Jazz Guitarist Monnette Sudler Dies at 70
Celebrated Philadelphia jazz guitarist Monnette Sudler has died. Her son, Erik Honesty, confirmed the news to Philadelphia’s WRTI, saying the cause of death was cancer. Sudler was 70 years old.
Sudler was known for her open, free-flowing guitar style, in addition to her skills as both a backing musician and a bandleader. Born in 1952, she grew up and spent her life in Philadelphia, picking up music as a teenager. Though she was resistant to the piano, she began learning how to play the acoustic guitar at age 15, with her aunt teaching her material that the mid-1960s folk revival had popularized.
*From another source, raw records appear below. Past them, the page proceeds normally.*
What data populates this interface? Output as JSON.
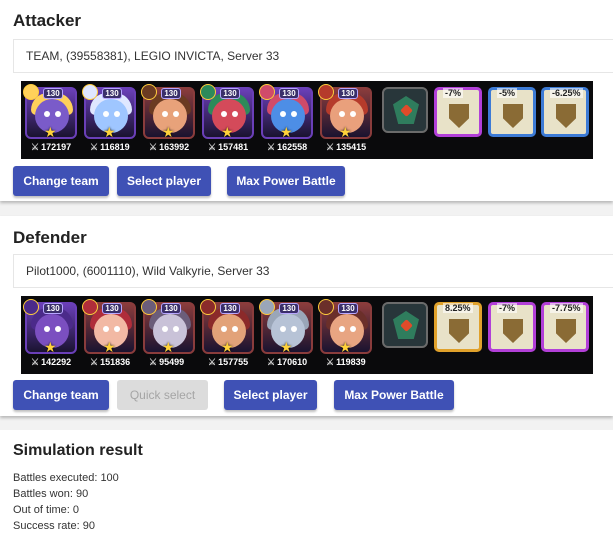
{
  "attacker": {
    "title": "Attacker",
    "info": "TEAM, (39558381), LEGIO INVICTA, Server 33",
    "heroes": [
      {
        "level": "130",
        "power": "172197",
        "frame": "#6a3fb8",
        "skin": "#7a5bc9",
        "hair": "#ffd15a"
      },
      {
        "level": "130",
        "power": "116819",
        "frame": "#6a3fb8",
        "skin": "#9fc6ff",
        "hair": "#dfe7ff"
      },
      {
        "level": "130",
        "power": "163992",
        "frame": "#8a3c3c",
        "skin": "#e8a27a",
        "hair": "#6b3b22"
      },
      {
        "level": "130",
        "power": "157481",
        "frame": "#6a3fb8",
        "skin": "#d44a5a",
        "hair": "#2d8a5a"
      },
      {
        "level": "130",
        "power": "162558",
        "frame": "#6a3fb8",
        "skin": "#4d8ee6",
        "hair": "#d04b6a"
      },
      {
        "level": "130",
        "power": "135415",
        "frame": "#8a3c3c",
        "skin": "#e9a07c",
        "hair": "#b53b2b"
      }
    ],
    "totems": [
      {
        "pct": "-7%",
        "border": "#b23fd8"
      },
      {
        "pct": "-5%",
        "border": "#3d7bd6"
      },
      {
        "pct": "-6.25%",
        "border": "#3d7bd6"
      }
    ],
    "buttons": {
      "change_team": "Change team",
      "select_player": "Select player",
      "max_power": "Max Power Battle"
    }
  },
  "defender": {
    "title": "Defender",
    "info": "Pilot1000, (6001110), Wild Valkyrie, Server 33",
    "heroes": [
      {
        "level": "130",
        "power": "142292",
        "frame": "#6a3fb8",
        "skin": "#7b4fc0",
        "hair": "#4b2a8a"
      },
      {
        "level": "130",
        "power": "151836",
        "frame": "#8a3c3c",
        "skin": "#f2b9a4",
        "hair": "#b02d3a"
      },
      {
        "level": "130",
        "power": "95499",
        "frame": "#8a3c3c",
        "skin": "#c9c2d8",
        "hair": "#6b5d7a"
      },
      {
        "level": "130",
        "power": "157755",
        "frame": "#8a3c3c",
        "skin": "#e2a279",
        "hair": "#8b2a2a"
      },
      {
        "level": "130",
        "power": "170610",
        "frame": "#8a3c3c",
        "skin": "#b7c3d6",
        "hair": "#9aa6b8"
      },
      {
        "level": "130",
        "power": "119839",
        "frame": "#8a3c3c",
        "skin": "#e8a582",
        "hair": "#6b2f2a"
      }
    ],
    "totems": [
      {
        "pct": "8.25%",
        "border": "#e0a12b"
      },
      {
        "pct": "-7%",
        "border": "#b23fd8"
      },
      {
        "pct": "-7.75%",
        "border": "#b23fd8"
      }
    ],
    "buttons": {
      "change_team": "Change team",
      "quick_select": "Quick select",
      "select_player": "Select player",
      "max_power": "Max Power Battle"
    }
  },
  "result": {
    "title": "Simulation result",
    "battles_executed": "Battles executed: 100",
    "battles_won": "Battles won: 90",
    "out_of_time": "Out of time: 0",
    "success_rate": "Success rate: 90"
  },
  "colors": {
    "primary_button": "#3f51b5",
    "disabled_button": "#dcdcdc",
    "strip_background": "#0a0a0c"
  }
}
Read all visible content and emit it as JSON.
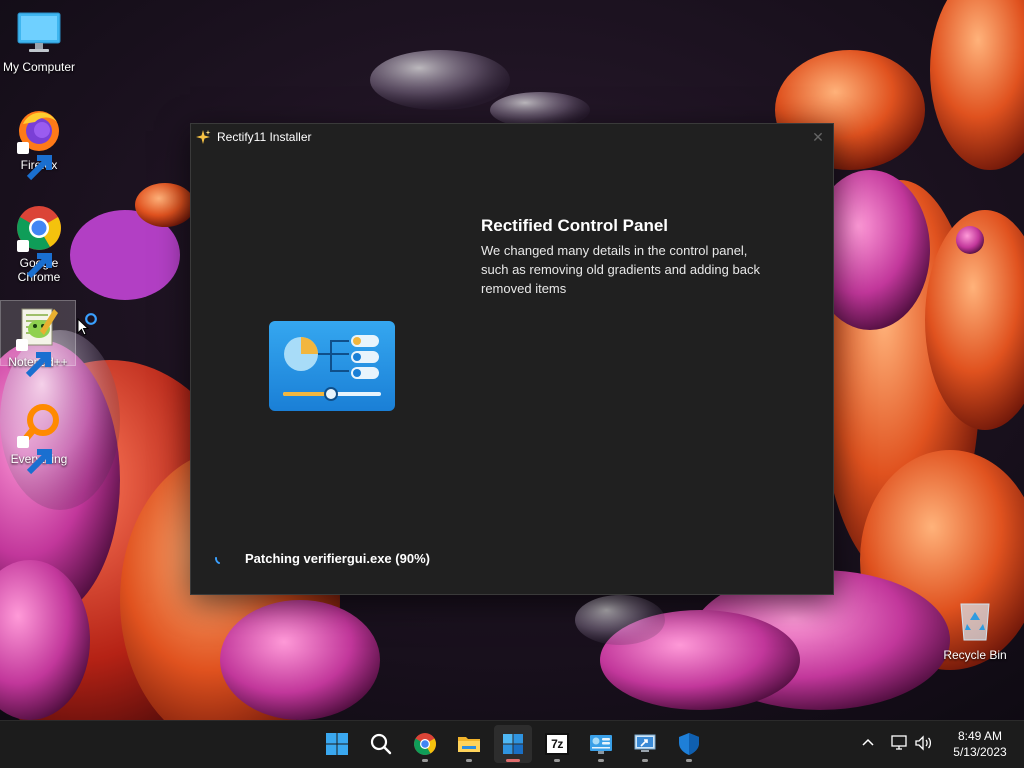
{
  "desktop": {
    "icons": [
      {
        "label": "My Computer",
        "icon": "monitor-icon"
      },
      {
        "label": "Firefox",
        "icon": "firefox-icon"
      },
      {
        "label": "Google Chrome",
        "icon": "chrome-icon"
      },
      {
        "label": "Notepad++",
        "icon": "notepadpp-icon"
      },
      {
        "label": "Everything",
        "icon": "everything-search-icon"
      },
      {
        "label": "Recycle Bin",
        "icon": "recycle-bin-icon"
      }
    ]
  },
  "installer": {
    "title": "Rectify11 Installer",
    "close_glyph": "✕",
    "feature_title": "Rectified Control Panel",
    "feature_description": "We changed many details in the control panel, such as removing old gradients and adding back removed items",
    "status": "Patching verifiergui.exe (90%)",
    "progress_percent": 90
  },
  "taskbar": {
    "items": [
      {
        "name": "start",
        "icon": "windows-logo-icon"
      },
      {
        "name": "search",
        "icon": "search-icon"
      },
      {
        "name": "chrome",
        "icon": "chrome-icon"
      },
      {
        "name": "file-explorer",
        "icon": "folder-icon"
      },
      {
        "name": "rectify11-installer",
        "icon": "installer-icon",
        "active": true
      },
      {
        "name": "7zip",
        "icon": "7zip-icon",
        "text": "7z"
      },
      {
        "name": "control-panel",
        "icon": "control-panel-icon"
      },
      {
        "name": "remote-desktop",
        "icon": "remote-desktop-icon"
      },
      {
        "name": "windows-security",
        "icon": "shield-icon"
      }
    ],
    "tray": {
      "time": "8:49 AM",
      "date": "5/13/2023"
    }
  },
  "colors": {
    "accent": "#0078d4",
    "dialog_bg": "#202020",
    "taskbar_bg": "#1c1c1c"
  }
}
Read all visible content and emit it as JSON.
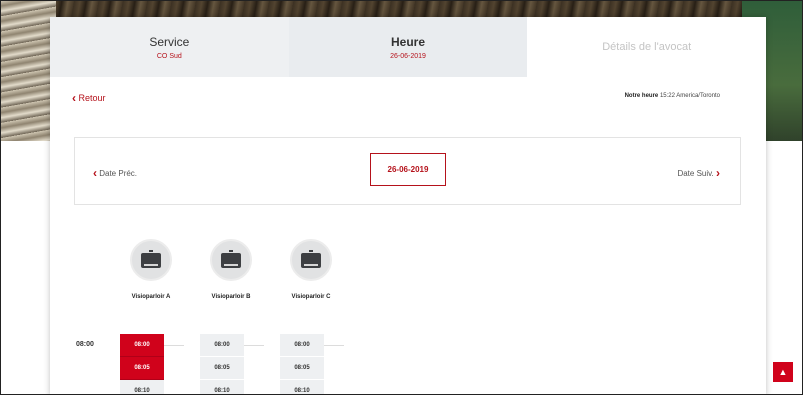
{
  "steps": [
    {
      "title": "Service",
      "sub": "CO Sud"
    },
    {
      "title": "Heure",
      "sub": "26-06-2019"
    },
    {
      "title": "Détails de l'avocat",
      "sub": ""
    }
  ],
  "nav": {
    "back_label": "Retour",
    "time_note_label": "Notre heure",
    "time_note_value": "15:22 America/Toronto"
  },
  "date_picker": {
    "prev_label": "Date Préc.",
    "next_label": "Date Suiv.",
    "current_date": "26-06-2019"
  },
  "rooms": [
    {
      "name": "Visioparloir A",
      "slots": [
        "08:00",
        "08:05",
        "08:10"
      ],
      "selected": [
        "08:00",
        "08:05"
      ]
    },
    {
      "name": "Visioparloir B",
      "slots": [
        "08:00",
        "08:05",
        "08:10"
      ],
      "selected": []
    },
    {
      "name": "Visioparloir C",
      "slots": [
        "08:00",
        "08:05",
        "08:10"
      ],
      "selected": []
    }
  ],
  "row_label": "08:00",
  "icons": {
    "back": "chevron-left-icon",
    "prev": "chevron-left-icon",
    "next": "chevron-right-icon",
    "room": "monitor-icon",
    "scroll_top": "chevron-up-icon"
  },
  "colors": {
    "accent": "#d0021b",
    "step_bg": "#eef0f2"
  }
}
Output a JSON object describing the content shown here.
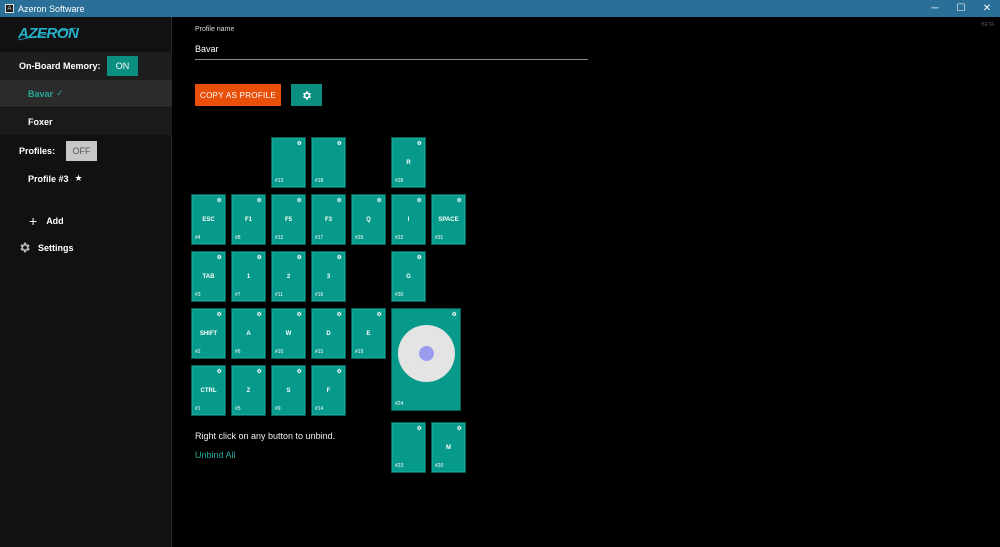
{
  "window": {
    "title": "Azeron Software",
    "minimize": "─",
    "maximize": "☐",
    "close": "✕"
  },
  "beta_label": "BETA",
  "sidebar": {
    "logo_text": "AZERON",
    "memory_label": "On-Board Memory:",
    "memory_toggle": "ON",
    "memory_profiles": [
      {
        "label": "Bavar",
        "active": true,
        "check": "✓"
      },
      {
        "label": "Foxer",
        "active": false
      }
    ],
    "profiles_label": "Profiles:",
    "profiles_toggle": "OFF",
    "local_profiles": [
      {
        "label": "Profile #3",
        "star": "★"
      }
    ],
    "add_label": "Add",
    "settings_label": "Settings"
  },
  "main": {
    "profile_name_label": "Profile name",
    "profile_name_value": "Bavar",
    "copy_button": "COPY AS PROFILE",
    "hint": "Right click on any button to unbind.",
    "unbind_all": "Unbind All"
  },
  "keys": [
    {
      "label": "",
      "num": "#13"
    },
    {
      "label": "",
      "num": "#18"
    },
    {
      "label": "R",
      "num": "#28"
    },
    {
      "label": "ESC",
      "num": "#4"
    },
    {
      "label": "F1",
      "num": "#8"
    },
    {
      "label": "F5",
      "num": "#12"
    },
    {
      "label": "F3",
      "num": "#17"
    },
    {
      "label": "Q",
      "num": "#29"
    },
    {
      "label": "I",
      "num": "#22"
    },
    {
      "label": "SPACE",
      "num": "#31"
    },
    {
      "label": "TAB",
      "num": "#3"
    },
    {
      "label": "1",
      "num": "#7"
    },
    {
      "label": "2",
      "num": "#11"
    },
    {
      "label": "3",
      "num": "#16"
    },
    {
      "label": "G",
      "num": "#30"
    },
    {
      "label": "SHIFT",
      "num": "#2"
    },
    {
      "label": "A",
      "num": "#6"
    },
    {
      "label": "W",
      "num": "#10"
    },
    {
      "label": "D",
      "num": "#15"
    },
    {
      "label": "E",
      "num": "#19"
    },
    {
      "label": "CTRL",
      "num": "#1"
    },
    {
      "label": "Z",
      "num": "#5"
    },
    {
      "label": "S",
      "num": "#9"
    },
    {
      "label": "F",
      "num": "#14"
    },
    {
      "label": "",
      "num": "#23"
    },
    {
      "label": "M",
      "num": "#20"
    }
  ],
  "joystick": {
    "num": "#24"
  }
}
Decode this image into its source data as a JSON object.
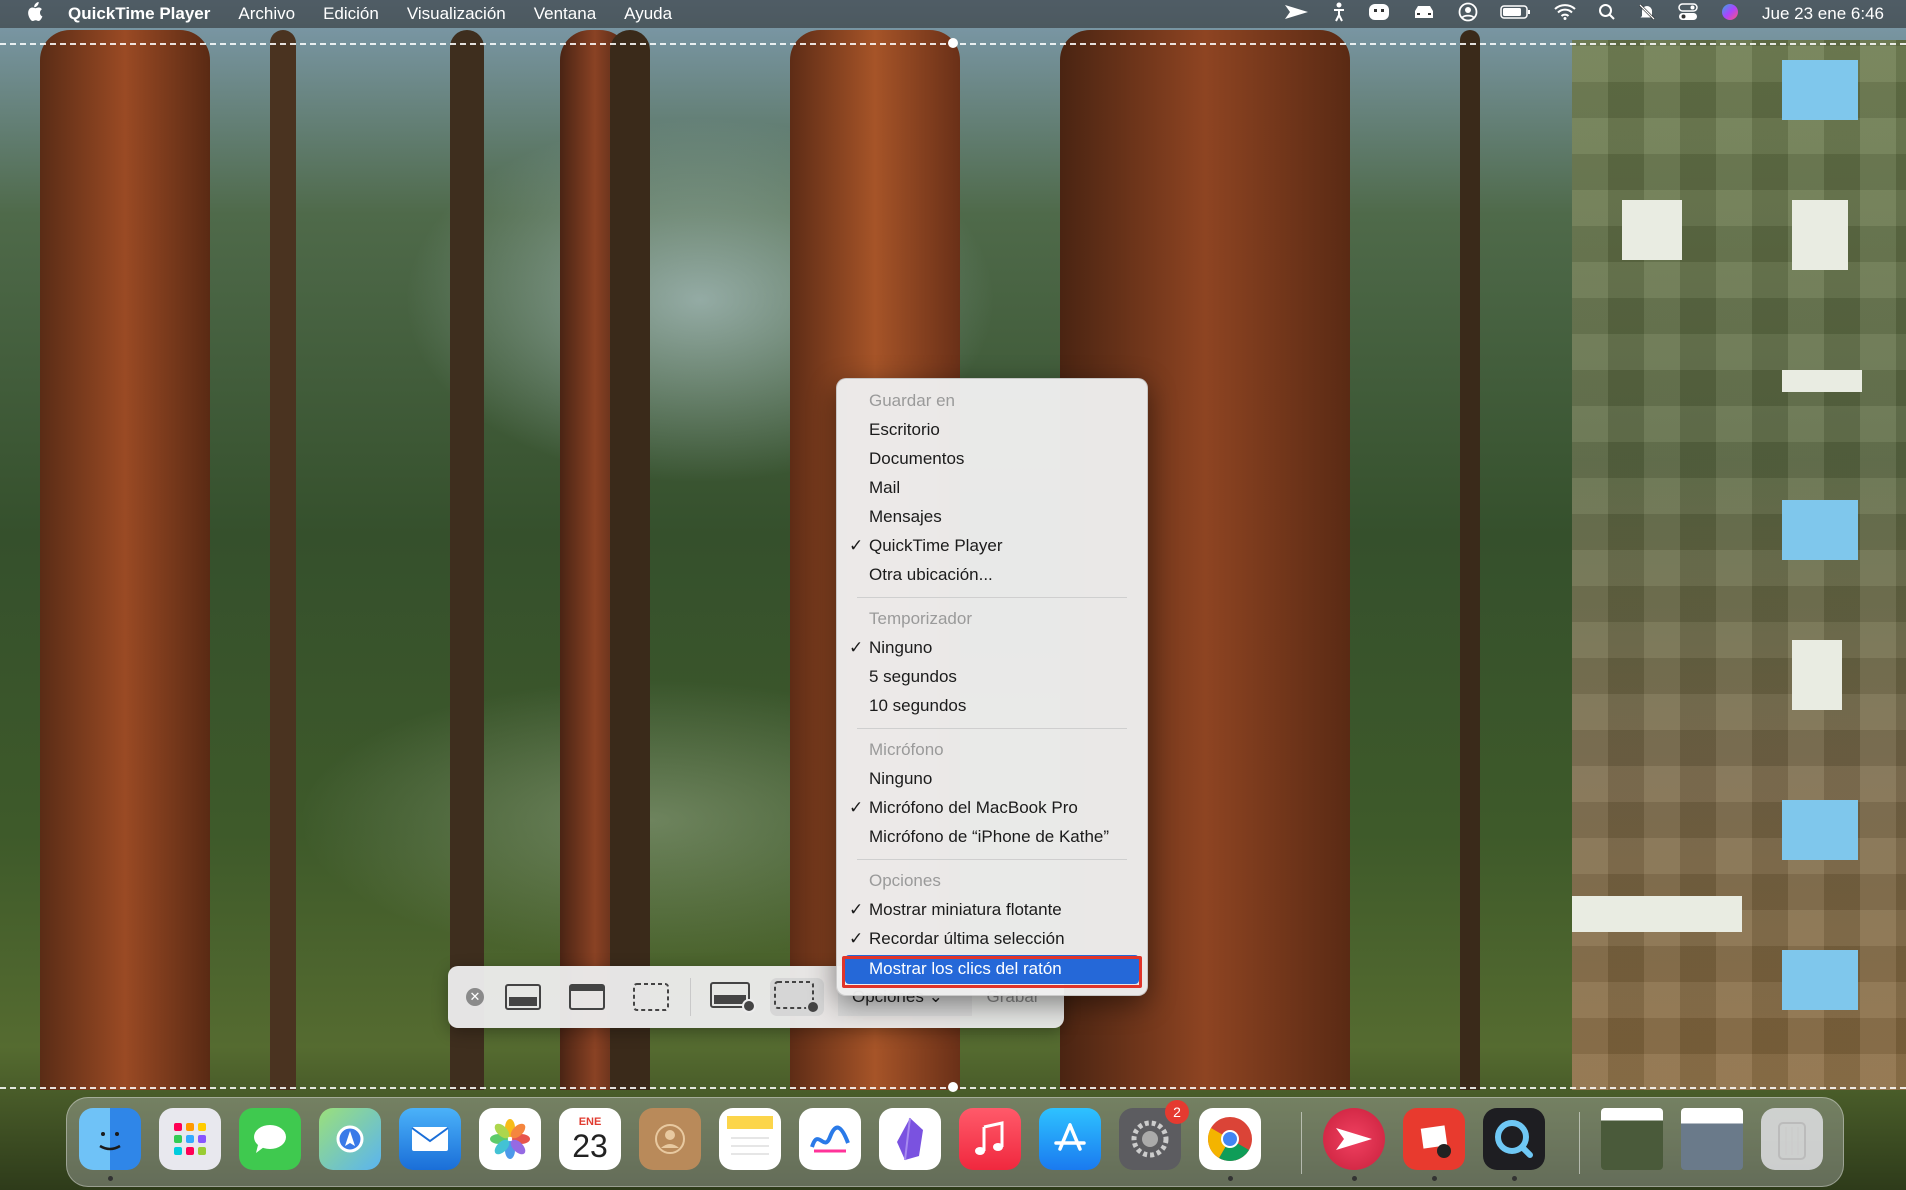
{
  "menubar": {
    "app_name": "QuickTime Player",
    "menus": [
      "Archivo",
      "Edición",
      "Visualización",
      "Ventana",
      "Ayuda"
    ],
    "clock": "Jue 23 ene 6:46"
  },
  "toolbar": {
    "options_label": "Opciones",
    "options_chevron": "⌄",
    "record_label": "Grabar"
  },
  "dropdown": {
    "sections": [
      {
        "header": "Guardar en",
        "items": [
          {
            "label": "Escritorio",
            "checked": false
          },
          {
            "label": "Documentos",
            "checked": false
          },
          {
            "label": "Mail",
            "checked": false
          },
          {
            "label": "Mensajes",
            "checked": false
          },
          {
            "label": "QuickTime Player",
            "checked": true
          },
          {
            "label": "Otra ubicación...",
            "checked": false
          }
        ]
      },
      {
        "header": "Temporizador",
        "items": [
          {
            "label": "Ninguno",
            "checked": true
          },
          {
            "label": "5 segundos",
            "checked": false
          },
          {
            "label": "10 segundos",
            "checked": false
          }
        ]
      },
      {
        "header": "Micrófono",
        "items": [
          {
            "label": "Ninguno",
            "checked": false
          },
          {
            "label": "Micrófono del MacBook Pro",
            "checked": true
          },
          {
            "label": "Micrófono de “iPhone de Kathe”",
            "checked": false
          }
        ]
      },
      {
        "header": "Opciones",
        "items": [
          {
            "label": "Mostrar miniatura flotante",
            "checked": true
          },
          {
            "label": "Recordar última selección",
            "checked": true
          },
          {
            "label": "Mostrar los clics del ratón",
            "checked": false,
            "highlighted": true
          }
        ]
      }
    ],
    "check_mark": "✓"
  },
  "dock": {
    "calendar_month": "ENE",
    "calendar_day": "23",
    "settings_badge": "2"
  },
  "colors": {
    "highlight": "#2568d8",
    "annotation_border": "#e0342a"
  }
}
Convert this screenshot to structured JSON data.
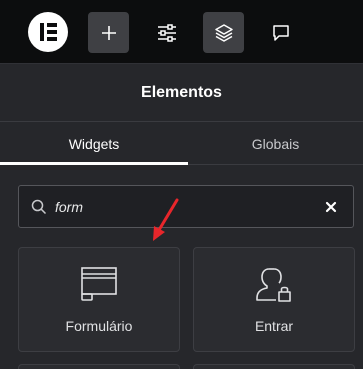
{
  "toolbar": {
    "logo_icon": "elementor-logo-icon",
    "buttons": [
      {
        "name": "add",
        "icon": "plus-icon"
      },
      {
        "name": "settings",
        "icon": "sliders-icon"
      },
      {
        "name": "navigator",
        "icon": "layers-icon",
        "active": true
      },
      {
        "name": "notes",
        "icon": "chat-bubble-icon"
      }
    ]
  },
  "panel": {
    "title": "Elementos"
  },
  "tabs": [
    {
      "label": "Widgets",
      "active": true
    },
    {
      "label": "Globais",
      "active": false
    }
  ],
  "search": {
    "value": "form",
    "placeholder": "",
    "clear_icon": "close-icon"
  },
  "widgets": [
    {
      "label": "Formulário",
      "icon": "form-icon"
    },
    {
      "label": "Entrar",
      "icon": "user-lock-icon"
    }
  ],
  "colors": {
    "toolbar_bg": "#0c0d0e",
    "panel_bg": "#26272b",
    "card_bg": "#2b2c30",
    "annotation_arrow": "#e8262b"
  }
}
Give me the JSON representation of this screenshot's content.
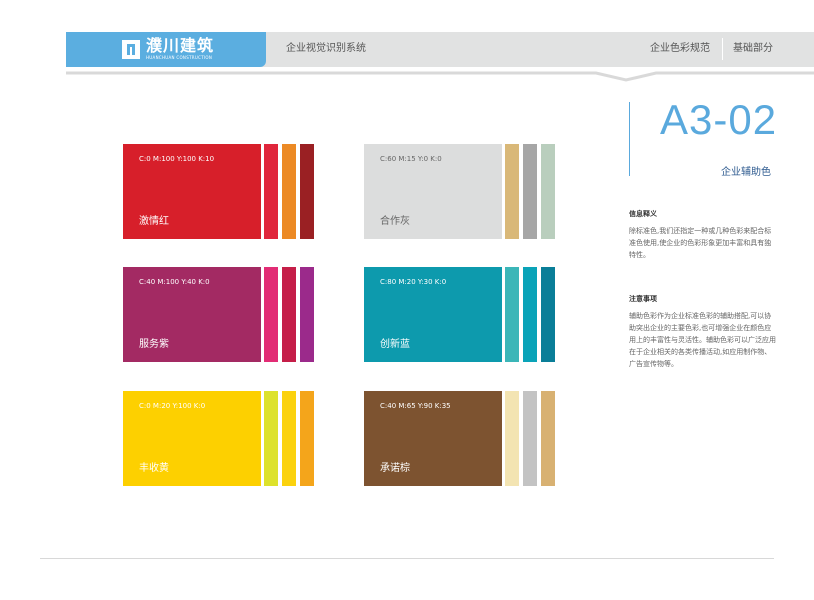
{
  "header": {
    "logo_text": "濮川建筑",
    "logo_subtitle": "HUANCHUAN CONSTRUCTION",
    "system_title": "企业视觉识别系统",
    "nav": [
      "企业色彩规范",
      "基础部分"
    ]
  },
  "page": {
    "code": "A3-02",
    "section_title": "企业辅助色"
  },
  "info": {
    "title_1": "信息释义",
    "text_1": "除标准色,我们还指定一种或几种色彩来配合标准色使用,使企业的色彩形象更加丰富和具有独特性。",
    "title_2": "注意事项",
    "text_2": "辅助色彩作为企业标准色彩的辅助搭配,可以协助突出企业的主要色彩,也可增强企业在颜色应用上的丰富性与灵活性。辅助色彩可以广泛应用在于企业相关的各类传播活动,如应用制作物、广告宣传物等。"
  },
  "swatches": [
    {
      "name": "激情红",
      "cmyk": "C:0  M:100  Y:100  K:10",
      "main": "#d71f2a",
      "strips": [
        "#e0263c",
        "#ec8a25",
        "#9a2023"
      ]
    },
    {
      "name": "合作灰",
      "cmyk": "C:60  M:15  Y:0  K:0",
      "main": "#dcdddd",
      "strips": [
        "#d9b878",
        "#a6a6a6",
        "#b9cebd"
      ]
    },
    {
      "name": "服务紫",
      "cmyk": "C:40  M:100  Y:40  K:0",
      "main": "#a32a63",
      "strips": [
        "#e22c75",
        "#c51e48",
        "#9b2a8b"
      ]
    },
    {
      "name": "创新蓝",
      "cmyk": "C:80  M:20  Y:30  K:0",
      "main": "#0d9aad",
      "strips": [
        "#3bb6b8",
        "#0aa3b8",
        "#0a7e98"
      ]
    },
    {
      "name": "丰收黄",
      "cmyk": "C:0  M:20  Y:100  K:0",
      "main": "#fdd000",
      "strips": [
        "#dde22c",
        "#fbd20e",
        "#f4a51b"
      ]
    },
    {
      "name": "承诺棕",
      "cmyk": "C:40  M:65  Y:90  K:35",
      "main": "#7d5330",
      "strips": [
        "#f3e4b2",
        "#c3c3c3",
        "#d8b172"
      ]
    }
  ],
  "colors": {
    "brand_blue": "#5baee0",
    "header_gray": "#e1e2e2",
    "title_navy": "#2d5a8f"
  }
}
Sudler’s early guitar education also included Brazillian bossa nova, with Sudler turning her attention toward jazz later in her teens.
In the early 1970s, Sudler began playing music with vibraphonist Khan Jamal, a collaboration that became the funky free jazz ensemble Sounds of Liberation as other musicians joined their jams. Sudler issued her first album as a bandleader, Time for a Change, in 1977, following it with Brighter Days for You the next year. After earning her undergraduate degree, she returned to Philadelphia to earn a master’s degree from Temple University.
Outside her own material, Sudler was a busy collaborator, performing with Hugh Masekela, Archie Shepp, and more. Sudler continued to record, perform, and teach throughout the rest of her life, releasing several more records and founding the Philadelphia Guitar Summit. In 2013, Sudler underwent a double lung transplant after being diagnosed with pulmonary fibrosis. Her final album was 2021’s Stay Strong.